        I didn’t mean to insinuate that you were being anti-semitic. But it is seems clear that you are using language of international conspiracy, quite explicitly and emphatically; you use the word “international organization” repeatedly and speak of Israeli “propaganda” and “para-organizations” and “Comintern methods.” Given the amount of anti-semitism that does exist in the anti-Zionist movement, I would personally give this sort of argument a wider berth if I were a justly respected anti-Zionist public intellectual like you, but that is obviously not your way and that choice does not make you anti-semitic in my view. You are alleging an Israeli international conspiracy, not a Jewish one.

        My view is that your allegation of a conspiracy or undue foreign influence (surely you won’t quibble with that characterization of your argument) misses the mark, as American Jewish institutions are quite open about their support for Israel and do not need secret Israeli infiltration to want to avoid the appearance of legitimizing the Israeli boycott. In particular, I think that many major American Jewish organizations would have the same policy.

        As for how this relates to ordinary practice on college campuses, my familiarity with college campuses is a little out of date. My recollection, and certainly my experience outside of universities, is that if students affiliate with a large organization for purposes of using their resources (ie money), the funders are going to exercise more or less control over your actions in the capacity as their affiliate. So, for example, I would expect an independent student group funded by the university to be able to invite any speaker they wanted, but I would expect a student group affiliated with the Catholic Church, the Council on American-Islamic Relations, or Hillel International, to be subject to some editorial control from the parent organization whose name and/or money is going to be used.

        If that is a misunderstanding of the state of affairs in the typical university, I am willing to be corrected.

  5. BillR October 16, 2014 at 8:36 pm | #

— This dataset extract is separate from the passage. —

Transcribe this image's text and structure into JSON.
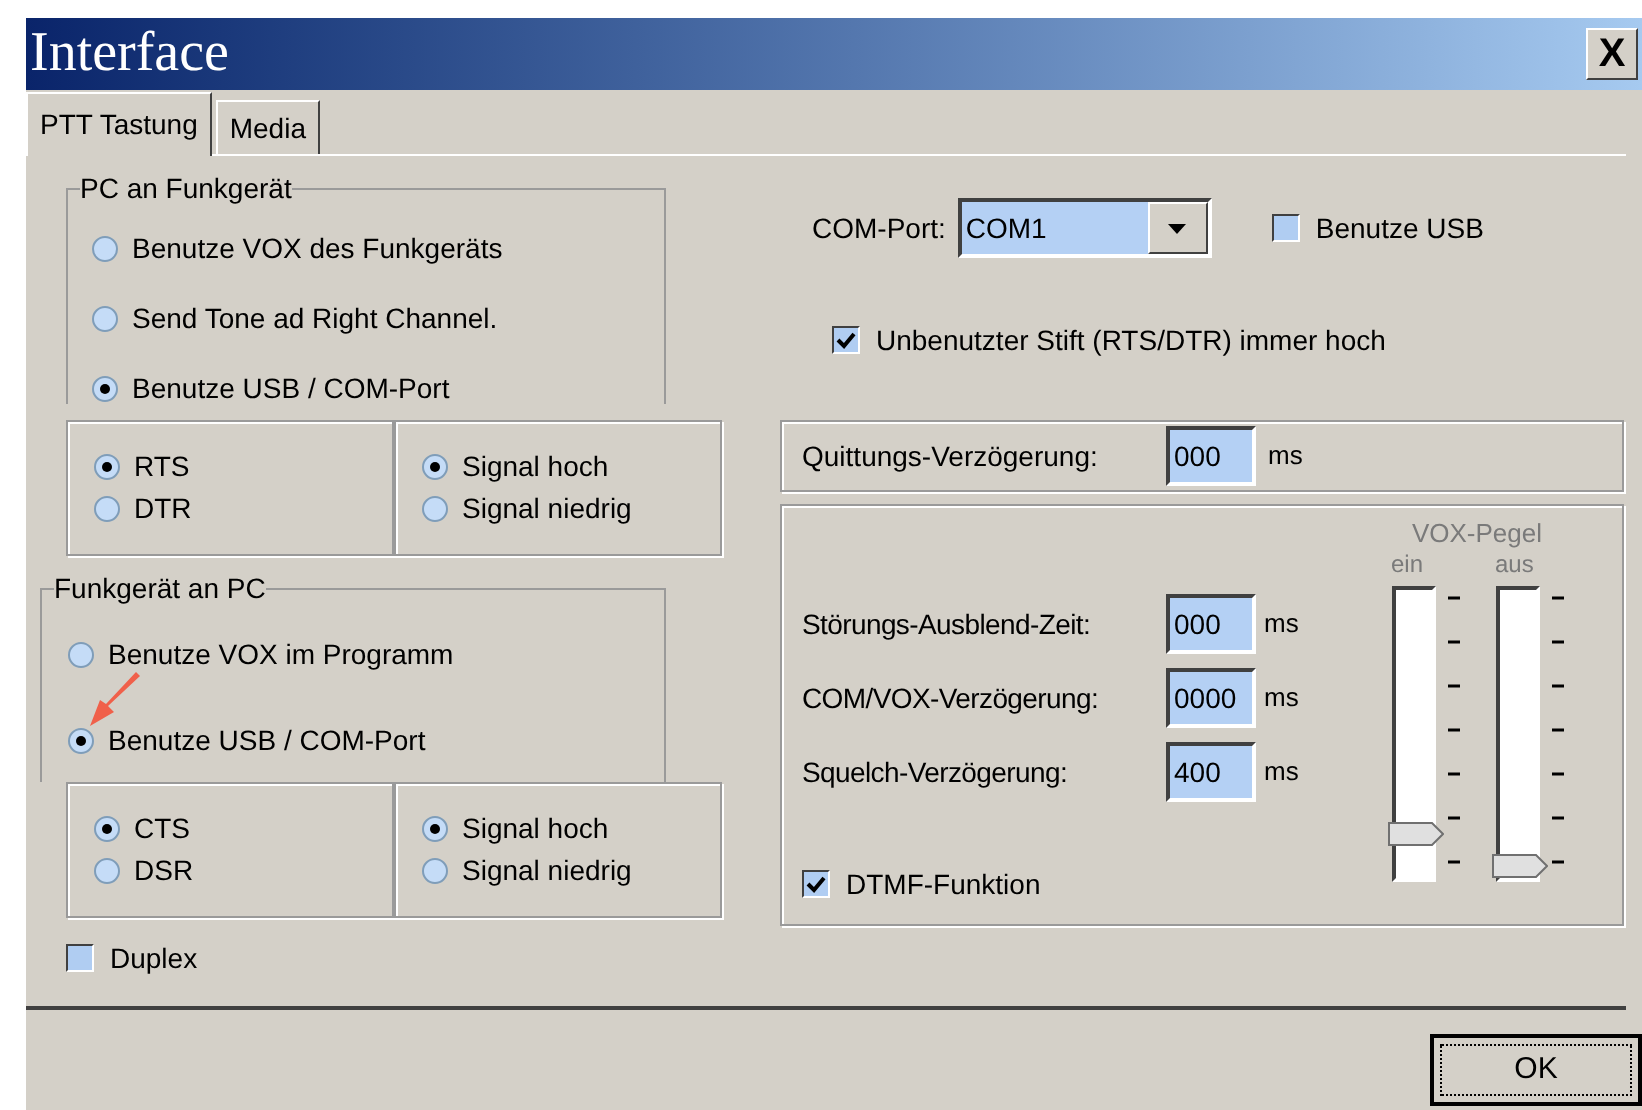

    Hasbara trolls remind one of Trotskyike and Stalinist fanatics from the 30’s and 40’s from whose milieu came low-lifes like David Greenglass who lived another 6 decades after shoving his sister under the bus:

Leave a Reply